Get to know your child’s school

Becoming involved in your child’s school is a great way for families to feel connected to their community. There are often opportunities to participate in school events which may help you to get to know your child’s school and the school community. Forming relationships with school staff can also help you to feel like you belong. For instance, having a good relationship with your child’s teachers will allow you to ask questions about your child’s progress, and share your cultural background with them. When families and teaching staff develop relationships, they are more likely to understand each other’s perspectives, talk through concerns and support children together. 

Learn about parenting in Australia

Some parenting practices may be quite different in different cultures. Finding out about parenting practices and expectations in Australia, including things like legal requirements of parents and supports available, can help you work out the best ways to manage problems that may arise. Many families from culturally diverse backgrounds find that blending the best parenting ideas and practices from both cultures is very helpful. 

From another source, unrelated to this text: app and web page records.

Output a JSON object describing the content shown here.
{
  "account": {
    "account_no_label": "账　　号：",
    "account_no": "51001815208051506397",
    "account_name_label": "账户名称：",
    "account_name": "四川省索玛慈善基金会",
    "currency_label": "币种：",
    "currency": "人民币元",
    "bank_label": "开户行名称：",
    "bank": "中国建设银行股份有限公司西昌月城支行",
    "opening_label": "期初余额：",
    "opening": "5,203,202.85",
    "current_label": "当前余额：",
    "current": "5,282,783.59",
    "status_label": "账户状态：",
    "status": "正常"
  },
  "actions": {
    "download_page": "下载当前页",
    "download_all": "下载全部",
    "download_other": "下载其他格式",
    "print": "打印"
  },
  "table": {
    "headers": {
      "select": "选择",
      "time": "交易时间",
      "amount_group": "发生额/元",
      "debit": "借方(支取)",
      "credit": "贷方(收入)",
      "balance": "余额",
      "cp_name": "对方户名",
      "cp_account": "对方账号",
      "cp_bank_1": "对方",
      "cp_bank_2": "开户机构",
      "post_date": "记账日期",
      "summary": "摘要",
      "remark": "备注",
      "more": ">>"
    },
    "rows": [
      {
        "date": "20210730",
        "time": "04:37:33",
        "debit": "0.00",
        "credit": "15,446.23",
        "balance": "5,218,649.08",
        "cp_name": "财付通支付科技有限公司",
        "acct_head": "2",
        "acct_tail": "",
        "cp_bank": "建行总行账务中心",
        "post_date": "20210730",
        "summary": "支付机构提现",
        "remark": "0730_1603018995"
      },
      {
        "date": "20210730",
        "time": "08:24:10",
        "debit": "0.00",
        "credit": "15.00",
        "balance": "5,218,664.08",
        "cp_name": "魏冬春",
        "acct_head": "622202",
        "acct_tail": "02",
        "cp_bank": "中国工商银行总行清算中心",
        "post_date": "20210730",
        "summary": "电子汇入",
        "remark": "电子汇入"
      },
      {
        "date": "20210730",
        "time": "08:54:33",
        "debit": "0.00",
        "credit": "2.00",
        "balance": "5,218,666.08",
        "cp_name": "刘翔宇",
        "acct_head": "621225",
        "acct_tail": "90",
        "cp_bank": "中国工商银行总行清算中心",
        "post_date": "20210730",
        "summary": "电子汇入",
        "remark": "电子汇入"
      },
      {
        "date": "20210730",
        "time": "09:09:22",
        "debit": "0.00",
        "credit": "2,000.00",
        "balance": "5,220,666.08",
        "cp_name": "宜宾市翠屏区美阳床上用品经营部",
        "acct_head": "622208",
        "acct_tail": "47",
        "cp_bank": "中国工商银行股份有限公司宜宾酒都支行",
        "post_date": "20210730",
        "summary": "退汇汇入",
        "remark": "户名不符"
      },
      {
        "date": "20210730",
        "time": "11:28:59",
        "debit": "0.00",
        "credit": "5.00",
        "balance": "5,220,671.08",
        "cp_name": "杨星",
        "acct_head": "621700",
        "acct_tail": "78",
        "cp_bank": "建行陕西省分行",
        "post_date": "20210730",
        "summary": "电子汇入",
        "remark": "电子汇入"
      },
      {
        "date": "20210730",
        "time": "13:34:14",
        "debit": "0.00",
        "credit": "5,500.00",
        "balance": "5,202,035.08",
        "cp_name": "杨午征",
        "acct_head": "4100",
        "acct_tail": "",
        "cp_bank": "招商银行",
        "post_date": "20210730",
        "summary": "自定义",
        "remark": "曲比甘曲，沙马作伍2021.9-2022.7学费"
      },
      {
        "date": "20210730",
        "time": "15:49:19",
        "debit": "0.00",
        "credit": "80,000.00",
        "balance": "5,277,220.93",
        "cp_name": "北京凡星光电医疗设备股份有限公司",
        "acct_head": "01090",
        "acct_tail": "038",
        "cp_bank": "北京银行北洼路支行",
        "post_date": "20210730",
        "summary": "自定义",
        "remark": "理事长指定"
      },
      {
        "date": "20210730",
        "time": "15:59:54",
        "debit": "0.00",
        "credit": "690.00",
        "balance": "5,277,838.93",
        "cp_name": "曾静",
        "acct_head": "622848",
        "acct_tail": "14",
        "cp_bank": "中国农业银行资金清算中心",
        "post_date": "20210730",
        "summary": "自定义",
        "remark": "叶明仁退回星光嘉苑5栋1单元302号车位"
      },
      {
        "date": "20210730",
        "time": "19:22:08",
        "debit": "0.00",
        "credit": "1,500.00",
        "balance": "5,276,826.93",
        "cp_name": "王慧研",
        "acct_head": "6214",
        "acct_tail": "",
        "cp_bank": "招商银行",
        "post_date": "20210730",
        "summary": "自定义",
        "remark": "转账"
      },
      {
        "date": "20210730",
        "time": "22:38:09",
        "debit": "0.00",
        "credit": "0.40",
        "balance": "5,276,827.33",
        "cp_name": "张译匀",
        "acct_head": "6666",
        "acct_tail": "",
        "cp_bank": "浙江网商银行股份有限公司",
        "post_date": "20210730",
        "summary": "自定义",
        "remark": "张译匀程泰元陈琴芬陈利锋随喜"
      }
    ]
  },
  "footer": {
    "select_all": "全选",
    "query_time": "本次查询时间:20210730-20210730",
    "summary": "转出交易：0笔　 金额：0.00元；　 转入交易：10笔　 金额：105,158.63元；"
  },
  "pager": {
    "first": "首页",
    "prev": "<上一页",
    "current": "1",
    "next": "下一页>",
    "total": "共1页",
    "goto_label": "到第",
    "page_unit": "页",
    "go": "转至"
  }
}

Be flexible

Children can feel confused when the values and behaviours expected at home seem to be different from what happens with their friends. It is helpful to be flexible when deciding on rules and expectations so you can take into account any diffi culties your children may be facing. Listening to your children and talking openly about the concerns they may have regarding different expectations for school and home means that solutions can be found through understanding and compromise. 

Be patient

Adjusting to a new life after migration has lots of challenges for both families and children. Establishing a secure and caring home environment helps to provide children with a sense of stability. Finding people who understand you and can support you as you settle in is really important. It is also often very important to access the help that is available through government agencies, community organisations and English language programs. 

Seek support

Getting help in your own language can be especially important at times of stress or when dealing with complex issues. Many community organisations around Australia provide specific support and advice from a cultural perspective. Some organisations offer regular meetings or short courses to help with parenting or other family issues.